Controlling the Design
The Design tab gives you some basic options to control the colors on the booking form, which lets you match it to your site:
Configuring the Settings
The Settings tab gives you access to a lot of useful features including:
- Configuring the payment details and Stripe integration.
- Adding a physical location for your bookings.
- Choosing which methods people can use to book appointments (e.g. in store vs online vs phone call).
- Choosing what customer information to collect.
- Customizing the confirmation page.
- Integrating Google Calendar.
At the top, you can set up your payment methods and other information:
Further down, you can configure your physical location (if applicable) as well as lots of other options for what appears on the front-end booking form. For example, appointment methods, what customer details to collect, GDPR acknowledgment, and more.
At the bottom, there’s also an option to add your Google Calendar credentials:
One thing to note is that you can only control your appointment methods for your booking system as a whole – you can’t control them on a per-service basis, which I think could be a useful bit of flexibility to have.
Finally, the Schedule tab lets you set up schedules for your services as a whole.
You can either create one global schedule that applies to everyone. Or, you can create separate schedules for each staff member.
But first – a quick note on staff members. To add and manage staff members, Brindle Booking relies on the regular WordPress user system. You can add new staff members by going to Users → Add New. Brindle Booking adds its own special Staff Member user role, so only users with that role will show up in your booking system (this is useful if you want to allow user registration for non-staff members, too):

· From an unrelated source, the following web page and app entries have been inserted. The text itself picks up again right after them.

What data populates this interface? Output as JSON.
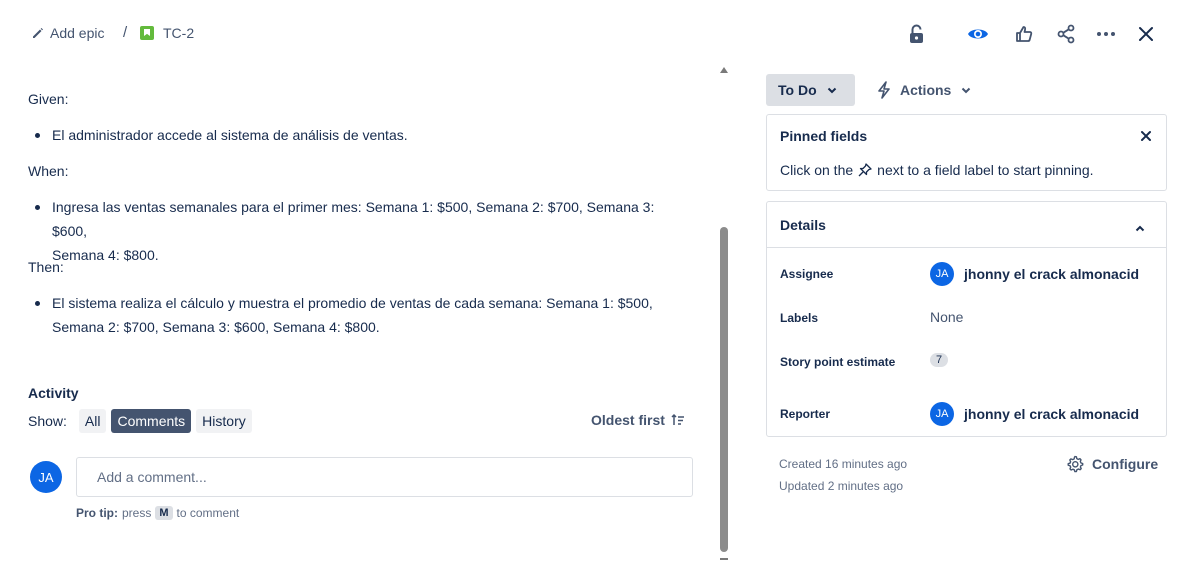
{
  "breadcrumb": {
    "add_epic": "Add epic",
    "separator": "/",
    "issue_key": "TC-2"
  },
  "toolbar": {
    "icons": [
      "lock-icon",
      "watch-icon",
      "like-icon",
      "share-icon",
      "more-icon",
      "close-icon"
    ]
  },
  "description": {
    "given_label": "Given:",
    "given_item": "El administrador accede al sistema de análisis de ventas.",
    "when_label": "When:",
    "when_item_line1": "Ingresa las ventas semanales para el primer mes: Semana 1: $500, Semana 2: $700, Semana 3: $600,",
    "when_item_line2": "Semana 4: $800.",
    "then_label": "Then:",
    "then_item_line1": "El sistema realiza el cálculo y muestra el promedio de ventas de cada semana: Semana 1: $500,",
    "then_item_line2": "Semana 2: $700, Semana 3: $600, Semana 4: $800."
  },
  "activity": {
    "title": "Activity",
    "show_label": "Show:",
    "filters": [
      {
        "label": "All",
        "active": false
      },
      {
        "label": "Comments",
        "active": true
      },
      {
        "label": "History",
        "active": false
      }
    ],
    "sort_label": "Oldest first",
    "comment_avatar": "JA",
    "comment_placeholder": "Add a comment...",
    "protip_label": "Pro tip:",
    "protip_press": "press",
    "protip_key": "M",
    "protip_suffix": "to comment"
  },
  "status": {
    "label": "To Do",
    "actions_label": "Actions"
  },
  "pinned": {
    "title": "Pinned fields",
    "text_before": "Click on the",
    "text_after": "next to a field label to start pinning."
  },
  "details": {
    "title": "Details",
    "assignee_label": "Assignee",
    "assignee_initials": "JA",
    "assignee_name": "jhonny el crack almonacid",
    "labels_label": "Labels",
    "labels_value": "None",
    "story_points_label": "Story point estimate",
    "story_points_value": "7",
    "reporter_label": "Reporter",
    "reporter_initials": "JA",
    "reporter_name": "jhonny el crack almonacid"
  },
  "meta": {
    "created": "Created 16 minutes ago",
    "updated": "Updated 2 minutes ago",
    "configure_label": "Configure"
  },
  "colors": {
    "accent": "#0c66e4",
    "active_chip": "#44546f",
    "text": "#172b4d",
    "story_green": "#63ba3c"
  }
}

To add a schedule, select the time slots you want to use in the schedule grid and the staff member.
The schedule grid controls the default appointment duration for all of that staff member’s services. For example, if you set it to one hour, visitors will be able to book that staff member’s time in one-hour slots.
Then, you can block out that staff member’s schedule in the increments that you chose in the schedule grid. You can also choose whether or not to display that staff member on the front-end:
You can repeat the same process to add different schedules for different staff members.
And that’s it for the Brindle Booking settings. Overall, it’s a pretty lightweight solution and very easy to configure.
Brindle Booking Pricing
Brindle Booking only comes in a premium version, but it’s quite affordable, especially when compared to other WordPress booking plugins.
There are two license options, each of which includes all the features and one year of support and updates:
- One site – $39
- Unlimited sites – $89
You can also get a 14-day free trial to test it out at no risk, which is pretty unique for WordPress plugins.
Final Thoughts on Brindle Booking
Overall, I think Brindle Booking is a solid lightweight option with a really nice user experience on the front-end. I like the popup approach and think it has one of the best booking experiences of the plugins that I’ve tried.
It doesn’t have quite as much granular control as some other booking plugins (especially at the per-service level), but that also makes it a lot simpler and more lightweight. Additionally, lots of people don’t need those granular controls.
Because you can’t set a distinct time limit for individual services, I think Brindle Booking works best for situations where you only offer a few services or all your services are the same length. You can set different time limits for different staff members, but you can’t at a service level.
For example, if all you offer is one-hour training/coaching sessions, then Brindle Booking is a really lightweight option that can handle your use case.
The developer also has a lot of useful features on the product roadmap, so you will be getting even more detailed control soon.
If you’re interested, I recommend you try it out and see for yourself. Brindle Booking offers a 14-day free trial, so you’re not risking anything.